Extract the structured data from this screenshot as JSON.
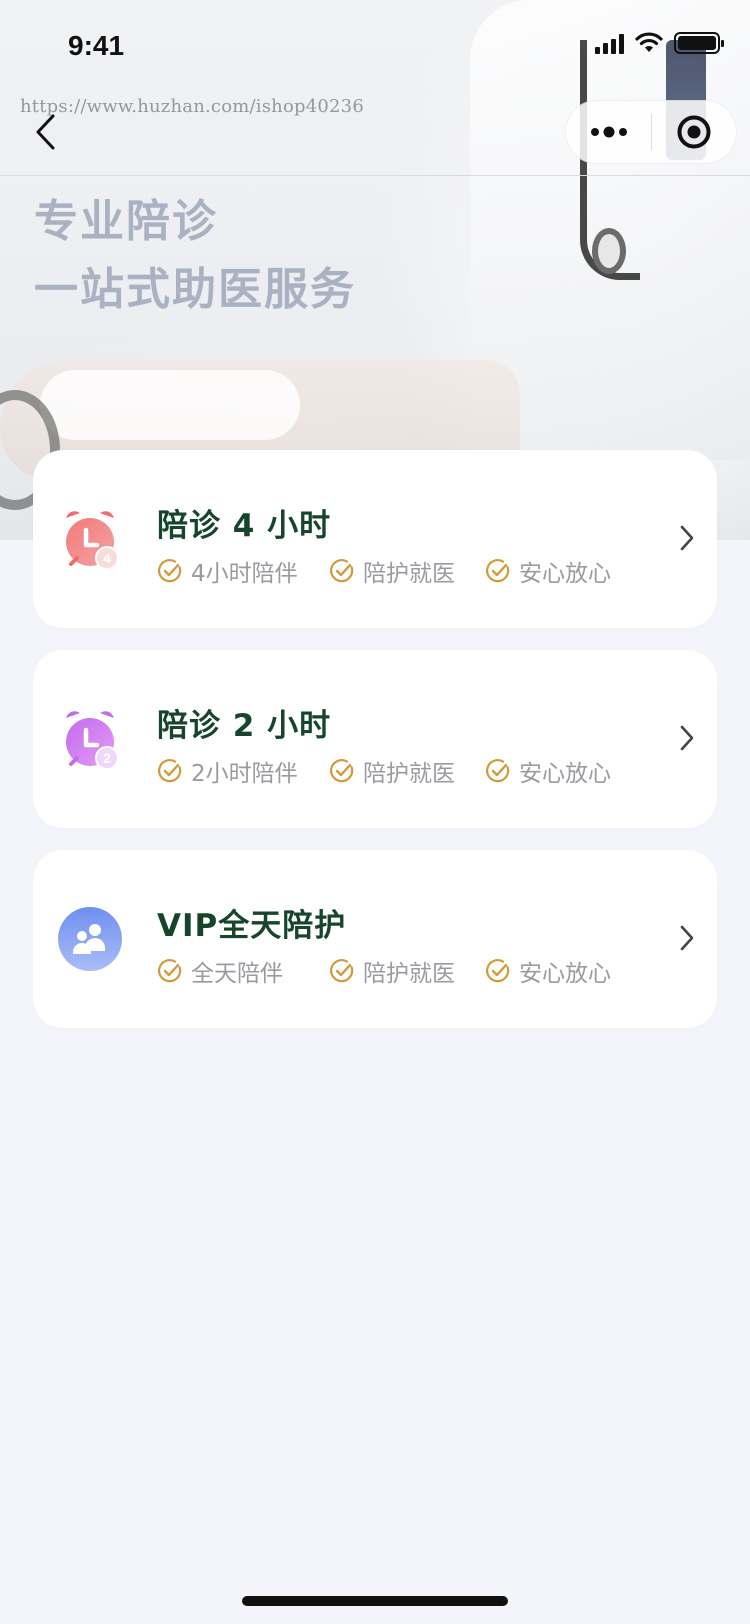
{
  "status_bar": {
    "time": "9:41"
  },
  "watermark": "https://www.huzhan.com/ishop40236",
  "hero": {
    "title_line1": "专业陪诊",
    "title_line2": "一站式助医服务"
  },
  "services": [
    {
      "title": "陪诊 4 小时",
      "icon": "alarm-clock-icon",
      "icon_badge": "4",
      "icon_color": "#f26b6b",
      "features": [
        "4小时陪伴",
        "陪护就医",
        "安心放心"
      ]
    },
    {
      "title": "陪诊 2 小时",
      "icon": "alarm-clock-icon",
      "icon_badge": "2",
      "icon_color": "#c36cf0",
      "features": [
        "2小时陪伴",
        "陪护就医",
        "安心放心"
      ]
    },
    {
      "title": "VIP全天陪护",
      "icon": "people-group-icon",
      "icon_color": "#6f8ff0",
      "features": [
        "全天陪伴",
        "陪护就医",
        "安心放心"
      ]
    }
  ],
  "colors": {
    "background": "#f4f5fa",
    "card": "#ffffff",
    "title_green": "#16452c",
    "check_gold": "#d29a3c",
    "feature_gray": "#9a9ba0",
    "hero_text": "#aab2c2"
  }
}
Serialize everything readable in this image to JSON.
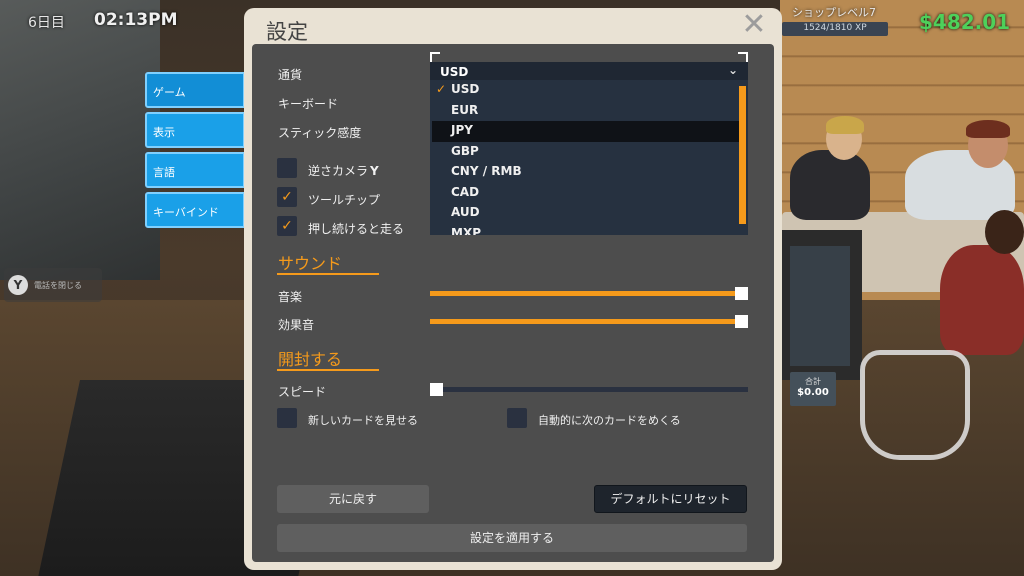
{
  "hud": {
    "day": "6日目",
    "time": "02:13PM",
    "shop_level": "ショップレベル7",
    "xp": "1524/1810 XP",
    "money": "$482.01"
  },
  "side_tabs": [
    "ゲーム",
    "表示",
    "言語",
    "キーバインド"
  ],
  "side_hint": {
    "button": "Y",
    "text": "電話を閉じる"
  },
  "background": {
    "price_label": "合計",
    "price_value": "$0.00"
  },
  "settings": {
    "title": "設定",
    "close_glyph": "✕",
    "labels": {
      "currency": "通貨",
      "keyboard": "キーボード",
      "stick_sensitivity": "スティック感度"
    },
    "checkboxes": [
      {
        "label": "逆さカメラ",
        "suffix": "Y",
        "checked": false
      },
      {
        "label": "ツールチップ",
        "checked": true
      },
      {
        "label": "押し続けると走る",
        "checked": true
      }
    ],
    "sound": {
      "title": "サウンド",
      "music_label": "音楽",
      "music_level": 1.0,
      "sfx_label": "効果音",
      "sfx_level": 1.0
    },
    "open": {
      "title": "開封する",
      "speed_label": "スピード",
      "speed_level": 0.0,
      "show_new_cards": "新しいカードを見せる",
      "auto_next_card": "自動的に次のカードをめくる"
    },
    "buttons": {
      "revert": "元に戻す",
      "reset_default": "デフォルトにリセット",
      "apply": "設定を適用する"
    },
    "currency_dropdown": {
      "selected": "USD",
      "options": [
        "USD",
        "EUR",
        "JPY",
        "GBP",
        "CNY / RMB",
        "CAD",
        "AUD",
        "MXP"
      ],
      "checked_index": 0,
      "highlighted_index": 2
    }
  },
  "colors": {
    "accent": "#f59a1b",
    "money": "#4ed05a",
    "tab": "#1aa0e8"
  }
}
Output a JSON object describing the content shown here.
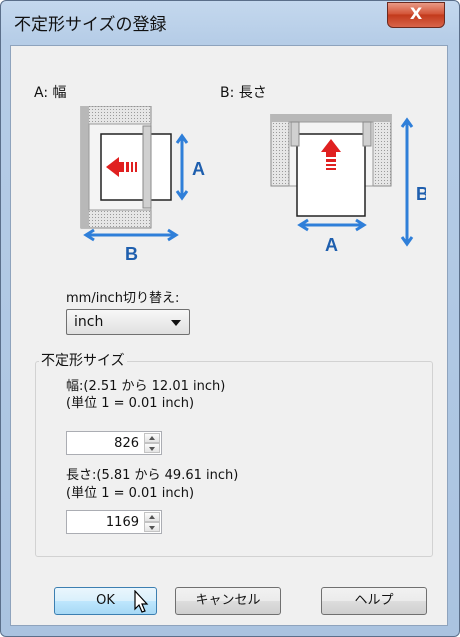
{
  "window": {
    "title": "不定形サイズの登録",
    "close_label": "X"
  },
  "diagram": {
    "caption_a": "A: 幅",
    "caption_b": "B: 長さ",
    "a_letter": "A",
    "b_letter": "B"
  },
  "unit": {
    "label": "mm/inch切り替え:",
    "selected": "inch"
  },
  "custom_size": {
    "legend": "不定形サイズ",
    "width_range": "幅:(2.51 から 12.01 inch)",
    "width_unit": "(単位 1 = 0.01 inch)",
    "width_value": "826",
    "length_range": "長さ:(5.81 から 49.61 inch)",
    "length_unit": "(単位 1 = 0.01 inch)",
    "length_value": "1169"
  },
  "buttons": {
    "ok": "OK",
    "cancel": "キャンセル",
    "help": "ヘルプ"
  },
  "colors": {
    "accent_blue": "#2f7fd9",
    "arrow_red": "#e02020",
    "close_red": "#c23a1c"
  }
}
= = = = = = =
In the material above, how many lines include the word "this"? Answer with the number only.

▶ _EXERCISE RESPONSE_:
2